Planning for Care at the End of Life
We asked FAY MORLEY from Paul Sartori to tell us something about planning for the end of life. She very kindly came up with the following. Thank you, Fay...
The request to write this article about Advance and Future Care Planning (AFCP) comes at a particularly poignant time. There can often be misunderstanding about what it is and what it isn’t. Unfortunately, during the pandemic, we have seen new reports about things such as inappropriate use of Do Not Resuscitate forms being issued (https://www.bbc.co.uk/news/health-55163009). This has rightly made people question decisions made on a loved one’s behalf and emphasises the importance of discussing wishes and treatment choices.
Hopefully this article will aim to give a brief explanation of AFCP and the service provided within Pembrokeshire for those wishing to think about this for themselves or their family.
Advance Care Planning (ACP) was defined in a white paper by the European Association for Palliative Care to include only individuals with mental capacity. In Wales the term Advance and Future Care Planning was adopted, as this recognises the need to also support decisions for individuals lacking mental capacity, who need a care planning approach.
AFCP is a process that supports adults at any age, or stage of health. It is usually used in the context of an anticipated deterioration in health but does not have to be. The process enables the sharing and understanding of personal values, life goals, and preferences regarding future medical care. The goal of advance care planning is to ensure that those who are no longer able to make decisions receive the medical care consistent with those values. This may be of particular importance in sudden critical medical events.
It centres on having conversations between a person, their family and a maybe a clinician, and recording the summary of those conversations as documented evidence.
This may be as a statement of wishes and care preferences (SWACP) or an Advanced Decision to Refuse Treatment (ADRT).
Advance care planning can include anything that is important to you in relation to your future care, from very serious decisions to more day-to-day things.
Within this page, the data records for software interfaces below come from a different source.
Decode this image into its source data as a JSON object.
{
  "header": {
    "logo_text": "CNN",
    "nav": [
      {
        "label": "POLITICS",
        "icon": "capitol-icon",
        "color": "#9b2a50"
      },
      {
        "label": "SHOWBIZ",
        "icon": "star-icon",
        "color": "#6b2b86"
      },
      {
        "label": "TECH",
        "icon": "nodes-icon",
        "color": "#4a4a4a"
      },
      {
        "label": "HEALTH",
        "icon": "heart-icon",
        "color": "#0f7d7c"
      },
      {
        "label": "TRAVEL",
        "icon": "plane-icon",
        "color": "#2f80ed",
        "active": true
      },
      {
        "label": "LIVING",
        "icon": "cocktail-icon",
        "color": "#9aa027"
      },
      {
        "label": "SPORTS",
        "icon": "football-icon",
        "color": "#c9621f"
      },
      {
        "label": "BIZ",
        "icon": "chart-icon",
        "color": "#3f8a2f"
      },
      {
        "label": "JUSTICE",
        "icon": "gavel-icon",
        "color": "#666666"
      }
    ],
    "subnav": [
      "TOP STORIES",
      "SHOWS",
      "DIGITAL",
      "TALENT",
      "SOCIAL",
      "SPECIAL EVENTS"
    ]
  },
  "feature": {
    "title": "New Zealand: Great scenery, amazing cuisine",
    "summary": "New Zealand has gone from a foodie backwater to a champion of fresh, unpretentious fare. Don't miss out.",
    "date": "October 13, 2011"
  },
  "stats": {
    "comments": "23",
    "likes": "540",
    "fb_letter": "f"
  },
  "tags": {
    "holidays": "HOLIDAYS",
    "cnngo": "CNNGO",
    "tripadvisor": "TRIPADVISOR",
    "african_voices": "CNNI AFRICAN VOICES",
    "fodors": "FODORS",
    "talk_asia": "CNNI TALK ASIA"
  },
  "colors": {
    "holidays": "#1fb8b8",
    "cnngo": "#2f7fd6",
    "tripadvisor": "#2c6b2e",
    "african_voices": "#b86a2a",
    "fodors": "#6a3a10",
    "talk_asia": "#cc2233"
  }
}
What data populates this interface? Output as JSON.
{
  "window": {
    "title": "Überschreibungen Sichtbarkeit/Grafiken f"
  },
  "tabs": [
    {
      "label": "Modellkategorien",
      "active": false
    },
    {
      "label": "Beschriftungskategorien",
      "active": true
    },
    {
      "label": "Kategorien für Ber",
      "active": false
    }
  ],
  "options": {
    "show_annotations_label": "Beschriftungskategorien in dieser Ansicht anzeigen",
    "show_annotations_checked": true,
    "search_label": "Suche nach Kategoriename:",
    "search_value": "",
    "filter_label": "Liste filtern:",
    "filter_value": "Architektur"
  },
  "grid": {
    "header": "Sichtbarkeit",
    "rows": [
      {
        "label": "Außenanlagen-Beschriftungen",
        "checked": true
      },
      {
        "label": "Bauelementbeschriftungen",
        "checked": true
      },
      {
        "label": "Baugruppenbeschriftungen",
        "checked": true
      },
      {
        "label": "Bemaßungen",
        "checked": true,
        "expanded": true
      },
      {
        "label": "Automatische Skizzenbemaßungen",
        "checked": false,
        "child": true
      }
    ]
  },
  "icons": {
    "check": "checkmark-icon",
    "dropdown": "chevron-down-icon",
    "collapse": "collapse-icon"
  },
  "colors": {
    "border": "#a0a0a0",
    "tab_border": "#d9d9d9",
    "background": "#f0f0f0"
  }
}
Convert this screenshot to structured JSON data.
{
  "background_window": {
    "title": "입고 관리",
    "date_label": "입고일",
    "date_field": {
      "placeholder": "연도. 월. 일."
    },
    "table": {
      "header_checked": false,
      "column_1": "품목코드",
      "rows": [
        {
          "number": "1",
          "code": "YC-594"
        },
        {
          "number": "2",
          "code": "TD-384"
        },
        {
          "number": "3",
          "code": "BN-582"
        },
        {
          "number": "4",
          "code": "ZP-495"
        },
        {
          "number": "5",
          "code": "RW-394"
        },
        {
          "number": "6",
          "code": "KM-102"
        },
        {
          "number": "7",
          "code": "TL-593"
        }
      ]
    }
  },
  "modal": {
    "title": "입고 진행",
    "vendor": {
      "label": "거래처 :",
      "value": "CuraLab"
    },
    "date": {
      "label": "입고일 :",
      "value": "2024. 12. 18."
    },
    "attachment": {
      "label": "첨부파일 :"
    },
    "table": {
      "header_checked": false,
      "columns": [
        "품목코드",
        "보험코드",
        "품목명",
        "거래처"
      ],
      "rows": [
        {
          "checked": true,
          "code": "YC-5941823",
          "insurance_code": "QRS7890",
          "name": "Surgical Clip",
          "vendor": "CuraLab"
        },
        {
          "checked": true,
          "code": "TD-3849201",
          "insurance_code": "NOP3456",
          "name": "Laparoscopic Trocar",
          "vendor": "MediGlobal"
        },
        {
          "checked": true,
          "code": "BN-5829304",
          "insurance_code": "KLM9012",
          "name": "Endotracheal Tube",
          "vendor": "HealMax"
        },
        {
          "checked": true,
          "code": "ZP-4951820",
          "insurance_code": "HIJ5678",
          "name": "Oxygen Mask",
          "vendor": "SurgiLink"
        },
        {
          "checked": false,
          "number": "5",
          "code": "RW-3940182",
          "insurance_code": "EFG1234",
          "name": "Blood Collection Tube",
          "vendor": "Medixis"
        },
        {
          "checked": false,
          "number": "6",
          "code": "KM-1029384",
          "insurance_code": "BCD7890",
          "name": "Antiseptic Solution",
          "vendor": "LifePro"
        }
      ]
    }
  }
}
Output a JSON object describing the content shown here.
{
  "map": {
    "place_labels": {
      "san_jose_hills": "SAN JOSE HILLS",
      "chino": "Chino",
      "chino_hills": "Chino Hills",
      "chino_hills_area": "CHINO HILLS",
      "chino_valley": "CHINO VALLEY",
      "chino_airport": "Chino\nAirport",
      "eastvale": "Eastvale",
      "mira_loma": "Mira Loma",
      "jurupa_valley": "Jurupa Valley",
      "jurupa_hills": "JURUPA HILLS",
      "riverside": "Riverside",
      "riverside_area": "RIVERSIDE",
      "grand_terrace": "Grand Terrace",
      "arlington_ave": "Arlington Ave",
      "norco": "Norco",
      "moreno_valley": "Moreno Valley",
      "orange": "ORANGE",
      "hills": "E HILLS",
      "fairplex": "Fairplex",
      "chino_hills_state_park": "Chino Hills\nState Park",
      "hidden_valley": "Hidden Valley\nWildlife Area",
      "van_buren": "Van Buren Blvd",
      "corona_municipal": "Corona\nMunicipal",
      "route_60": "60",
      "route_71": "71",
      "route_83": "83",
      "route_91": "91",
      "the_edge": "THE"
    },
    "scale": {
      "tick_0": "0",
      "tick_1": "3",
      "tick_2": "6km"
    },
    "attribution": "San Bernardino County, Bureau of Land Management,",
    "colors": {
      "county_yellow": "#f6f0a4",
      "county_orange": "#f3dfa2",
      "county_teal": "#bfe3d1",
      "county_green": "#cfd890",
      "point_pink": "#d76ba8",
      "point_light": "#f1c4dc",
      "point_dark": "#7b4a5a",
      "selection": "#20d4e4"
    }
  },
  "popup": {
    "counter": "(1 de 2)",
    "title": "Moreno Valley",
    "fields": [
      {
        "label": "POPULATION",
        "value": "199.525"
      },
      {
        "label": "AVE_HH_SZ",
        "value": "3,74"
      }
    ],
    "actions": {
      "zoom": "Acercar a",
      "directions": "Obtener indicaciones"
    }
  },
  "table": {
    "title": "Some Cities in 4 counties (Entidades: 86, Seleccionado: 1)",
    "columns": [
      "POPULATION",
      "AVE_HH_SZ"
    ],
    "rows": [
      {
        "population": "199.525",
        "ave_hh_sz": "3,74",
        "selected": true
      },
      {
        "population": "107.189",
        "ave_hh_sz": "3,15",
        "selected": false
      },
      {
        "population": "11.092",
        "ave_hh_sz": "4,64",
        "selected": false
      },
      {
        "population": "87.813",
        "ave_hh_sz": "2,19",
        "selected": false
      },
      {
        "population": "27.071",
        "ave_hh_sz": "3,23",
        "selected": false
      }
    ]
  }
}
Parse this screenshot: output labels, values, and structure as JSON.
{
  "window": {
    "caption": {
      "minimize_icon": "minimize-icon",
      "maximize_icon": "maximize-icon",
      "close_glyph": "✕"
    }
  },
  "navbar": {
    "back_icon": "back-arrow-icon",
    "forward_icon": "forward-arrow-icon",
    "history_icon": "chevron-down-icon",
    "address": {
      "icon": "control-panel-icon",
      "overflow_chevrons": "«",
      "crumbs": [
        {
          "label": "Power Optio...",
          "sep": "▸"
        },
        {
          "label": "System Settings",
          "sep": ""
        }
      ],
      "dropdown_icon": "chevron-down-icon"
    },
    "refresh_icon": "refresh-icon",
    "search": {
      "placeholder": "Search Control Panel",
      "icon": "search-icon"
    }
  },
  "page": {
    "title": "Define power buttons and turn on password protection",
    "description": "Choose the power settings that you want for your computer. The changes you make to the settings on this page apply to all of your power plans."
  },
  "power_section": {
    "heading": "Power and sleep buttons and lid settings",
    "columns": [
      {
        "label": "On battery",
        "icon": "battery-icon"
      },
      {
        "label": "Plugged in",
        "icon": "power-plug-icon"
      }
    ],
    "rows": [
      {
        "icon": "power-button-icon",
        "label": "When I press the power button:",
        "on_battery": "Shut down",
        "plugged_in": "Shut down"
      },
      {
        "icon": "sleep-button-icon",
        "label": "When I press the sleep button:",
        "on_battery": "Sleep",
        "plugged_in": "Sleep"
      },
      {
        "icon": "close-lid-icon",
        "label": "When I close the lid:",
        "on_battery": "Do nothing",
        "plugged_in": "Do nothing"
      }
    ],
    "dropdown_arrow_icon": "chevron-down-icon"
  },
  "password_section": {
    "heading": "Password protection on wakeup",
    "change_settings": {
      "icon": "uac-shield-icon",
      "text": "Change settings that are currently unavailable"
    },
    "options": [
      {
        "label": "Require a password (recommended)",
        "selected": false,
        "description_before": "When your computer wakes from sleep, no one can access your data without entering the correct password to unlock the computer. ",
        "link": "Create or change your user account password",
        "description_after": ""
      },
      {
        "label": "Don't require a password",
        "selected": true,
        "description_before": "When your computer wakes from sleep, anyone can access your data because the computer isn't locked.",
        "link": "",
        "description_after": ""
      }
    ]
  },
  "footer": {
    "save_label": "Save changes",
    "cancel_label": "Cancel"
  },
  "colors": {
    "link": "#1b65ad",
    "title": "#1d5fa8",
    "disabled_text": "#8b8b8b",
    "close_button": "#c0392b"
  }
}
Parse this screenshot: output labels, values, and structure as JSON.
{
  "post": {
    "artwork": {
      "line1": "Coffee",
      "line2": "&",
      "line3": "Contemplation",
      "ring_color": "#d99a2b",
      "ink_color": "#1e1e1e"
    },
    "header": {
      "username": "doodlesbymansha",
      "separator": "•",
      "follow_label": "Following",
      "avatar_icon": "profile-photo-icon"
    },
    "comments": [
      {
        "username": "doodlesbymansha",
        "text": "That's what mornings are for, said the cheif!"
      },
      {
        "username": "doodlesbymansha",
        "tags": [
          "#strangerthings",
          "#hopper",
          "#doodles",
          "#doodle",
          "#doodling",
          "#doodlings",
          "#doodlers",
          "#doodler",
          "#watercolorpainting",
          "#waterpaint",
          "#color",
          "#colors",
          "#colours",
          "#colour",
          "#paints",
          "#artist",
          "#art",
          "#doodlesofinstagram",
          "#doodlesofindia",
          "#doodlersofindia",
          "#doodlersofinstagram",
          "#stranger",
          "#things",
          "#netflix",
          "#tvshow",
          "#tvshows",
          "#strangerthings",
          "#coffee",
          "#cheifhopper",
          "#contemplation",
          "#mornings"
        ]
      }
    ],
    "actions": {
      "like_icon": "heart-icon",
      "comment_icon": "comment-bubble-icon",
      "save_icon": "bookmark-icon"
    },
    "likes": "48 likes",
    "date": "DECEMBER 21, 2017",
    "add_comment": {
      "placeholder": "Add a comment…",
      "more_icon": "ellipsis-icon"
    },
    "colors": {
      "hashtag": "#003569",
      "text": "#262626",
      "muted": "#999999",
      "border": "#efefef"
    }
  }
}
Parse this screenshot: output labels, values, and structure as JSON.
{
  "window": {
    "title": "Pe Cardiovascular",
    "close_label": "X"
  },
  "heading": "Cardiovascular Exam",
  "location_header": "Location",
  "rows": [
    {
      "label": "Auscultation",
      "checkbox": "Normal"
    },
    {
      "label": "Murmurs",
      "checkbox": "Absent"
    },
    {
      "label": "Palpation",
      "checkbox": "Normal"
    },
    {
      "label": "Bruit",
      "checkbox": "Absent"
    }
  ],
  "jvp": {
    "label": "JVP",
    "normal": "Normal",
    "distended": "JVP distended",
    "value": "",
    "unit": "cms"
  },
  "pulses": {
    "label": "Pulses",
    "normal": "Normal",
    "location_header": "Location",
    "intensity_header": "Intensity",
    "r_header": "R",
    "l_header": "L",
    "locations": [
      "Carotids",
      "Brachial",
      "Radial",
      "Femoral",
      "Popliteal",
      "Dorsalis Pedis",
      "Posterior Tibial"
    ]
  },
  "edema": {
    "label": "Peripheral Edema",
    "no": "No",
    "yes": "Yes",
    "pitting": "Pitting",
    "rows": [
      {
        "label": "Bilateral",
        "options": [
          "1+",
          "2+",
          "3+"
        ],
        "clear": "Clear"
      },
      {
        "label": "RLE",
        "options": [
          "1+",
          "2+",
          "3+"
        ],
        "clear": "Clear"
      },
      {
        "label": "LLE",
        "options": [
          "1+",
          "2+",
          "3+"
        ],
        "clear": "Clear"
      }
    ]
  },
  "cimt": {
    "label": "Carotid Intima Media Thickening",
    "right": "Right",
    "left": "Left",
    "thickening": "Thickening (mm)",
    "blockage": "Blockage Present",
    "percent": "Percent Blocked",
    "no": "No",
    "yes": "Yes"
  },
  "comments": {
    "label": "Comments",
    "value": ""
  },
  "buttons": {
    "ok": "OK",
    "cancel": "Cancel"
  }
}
For example: where you would like to be cared for, at home, in a hospice or in a hospital. The types of treatment you would or would not like to receive. For example: whether you would want to be put on a ventilator if you are no longer able to breathe on your own; any religious or spiritual beliefs that you would like to be respected; whether you would like to appoint someone to make decisions on your behalf if you are no longer able to, and the names of any people you would like the doctors to involve in discussions about your care and treatment.
As part of this, you should think about whether you have any wishes that are different depending on whether they relate to Covid-19 or not. For example: you might not want to go to hospital or be put on a ventilator if you are sick with Covid-19, but would still go to hospital and receive treatment for any other illnesses you might have or if you had an accident.
Do not resuscitate decisions are clinical decisions made by the doctor. However they can be part of AFCP and your preferences can be recorded.
AFCP is supported in law by the Mental Capacity Act 2005. This provides the legal framework to empower and protect people who, on a permanent or temporary basis, cannot make specific decisions for themselves. It also describes the process that doctors and other healthcare staff, family and professional carers should follow when they must make decisions or act on another person’s behalf.
For someone who lacks capacity, a doctor will make decisions about treatment in that person’s best interest. There are exceptions to this:
- if you have made an Advance Decision to Refuse Treatment
- if you have made a Lasting Power of Attorney, or LPA, (health and care )
A family member does not have the legal right to insist or refuse a treatment unless they have an LPA in health and have been given the authority within it.
The Paul Sartori AFCP project has been running in Pembrokeshire since July 2015 and was initially funded for three years by the North Cluster GPs and then, a short time later, South Cluster GPs. Since 2019 we have continued to be funded by the GP clusters and also Hywel Dda University Health Board
There is no cost to the individual wishing to undertake AFCP with the Paul Sartori service. We accept referrals from anyone including self-referral, family or friend, GP, specialist nurses, hospital consultants, district nurses; although the individual has to be registered with a GP in Pembrokeshire and they have to have consented to the referral. A referral can be made for someone lacking capacity; the team will discuss with the referrer and decide how to proceed.
The team currently consists of three registered nurses working part-time. We can support you to have the conversations with family/ healthcare professionals, help you complete the documentation, advise on whom to share your decisions with and how. We do not provide a legal service but can provide information on LPA and the legal framework of any advance and future care plan.
If you want to know any more about AFCP or are interested in writing your own, please get in touch.
Visit us at: https://paulsartori.org/acp/
Telephone 01437 763223 or email email@example.com